The Insurance Institute for Highway Safety found a class of vehicles had poor ratings for rear-seat safety.
GREENSBORO, N.C. — New crash test data from the Insurance Institute for Highway Safety found several midsize SUV models scored poorly in protecting passengers in the rear seats. Six of the 13 tested were rated poor for the rear seat.
“The majority of the midsize SUVs that we evaluated have a lot of work to do to improve safety for the rear seat position,” Raul Arbelaez, vice president of the IIHS Vehicle Research Center, told CBS News.
Those six were the Honda Pilot, Hyundai Palisade, Jeep Grand Cherokee, Jeep Wrangler 4-door, Mazda CX-9 and Nissan Murano.
“We just saw injuries, injury measures on the dummy, that were too high on the chest,” Arbelaez said. “High levels of head and neck forces.”
This is a change from years past because Arbalaez says testing has become tougher.
“I wouldn’t say that any of these vehicles became less safe,” Arbelaez said. “We continue to move the goalposts and create more challenging tests that we feel give consumers information about which vehicles are the safest.”

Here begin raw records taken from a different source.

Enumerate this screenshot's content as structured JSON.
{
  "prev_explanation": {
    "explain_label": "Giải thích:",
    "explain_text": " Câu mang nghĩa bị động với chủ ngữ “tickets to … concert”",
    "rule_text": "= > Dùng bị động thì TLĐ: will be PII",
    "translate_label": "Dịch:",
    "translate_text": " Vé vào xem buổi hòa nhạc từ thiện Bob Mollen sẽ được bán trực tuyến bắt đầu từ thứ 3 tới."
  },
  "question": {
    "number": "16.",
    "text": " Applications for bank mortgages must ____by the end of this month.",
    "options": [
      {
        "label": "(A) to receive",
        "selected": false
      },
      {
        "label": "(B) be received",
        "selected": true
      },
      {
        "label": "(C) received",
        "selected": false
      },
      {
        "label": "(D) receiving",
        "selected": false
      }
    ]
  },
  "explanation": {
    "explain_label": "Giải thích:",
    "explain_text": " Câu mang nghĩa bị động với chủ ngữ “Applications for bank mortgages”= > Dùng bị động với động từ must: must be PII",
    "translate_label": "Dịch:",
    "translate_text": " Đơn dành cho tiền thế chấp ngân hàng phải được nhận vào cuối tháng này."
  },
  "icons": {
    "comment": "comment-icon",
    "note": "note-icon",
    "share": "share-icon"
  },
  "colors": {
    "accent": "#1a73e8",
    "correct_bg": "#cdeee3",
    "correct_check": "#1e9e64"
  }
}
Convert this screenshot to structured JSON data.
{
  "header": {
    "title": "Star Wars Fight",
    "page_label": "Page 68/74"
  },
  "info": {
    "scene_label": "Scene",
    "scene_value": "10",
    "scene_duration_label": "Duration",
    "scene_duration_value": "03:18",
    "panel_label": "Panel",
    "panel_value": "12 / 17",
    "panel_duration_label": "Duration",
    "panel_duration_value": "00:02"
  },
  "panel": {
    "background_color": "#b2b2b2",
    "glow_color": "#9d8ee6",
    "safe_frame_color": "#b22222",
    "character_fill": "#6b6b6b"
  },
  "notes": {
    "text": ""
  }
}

Four of the 13 SUVs received good ratings for backseat safety: the Ford Explorer, Ford Mustang Mach-E, Subaru Ascent and the Tesla Model Y. Three others received marginal ratings: the Chevrolet Traverse, Toyota Highlander and Volkswagen Atlas.
While there were some rear-seat issues, all 13 tested vehicles earned good marks for driver protection.
The Alliance for Automotive Innovation, a trade association that represents several vehicle manufacturers, provided CBS News with the following statement Tuesday in response to the IIHS report:
“Safety is the auto industry’s top priority. Vehicles continue to get safer as automakers across the board test, develop and integrate promising new technologies to help prevent crashes and protect occupants in the event of a crash. While innovations continue to make the driving experience safer, seatbelts and seatbelt reminder systems are a critical safety component to today’s vehicles, and we encourage all occupants to ensure they are belted on every trip.”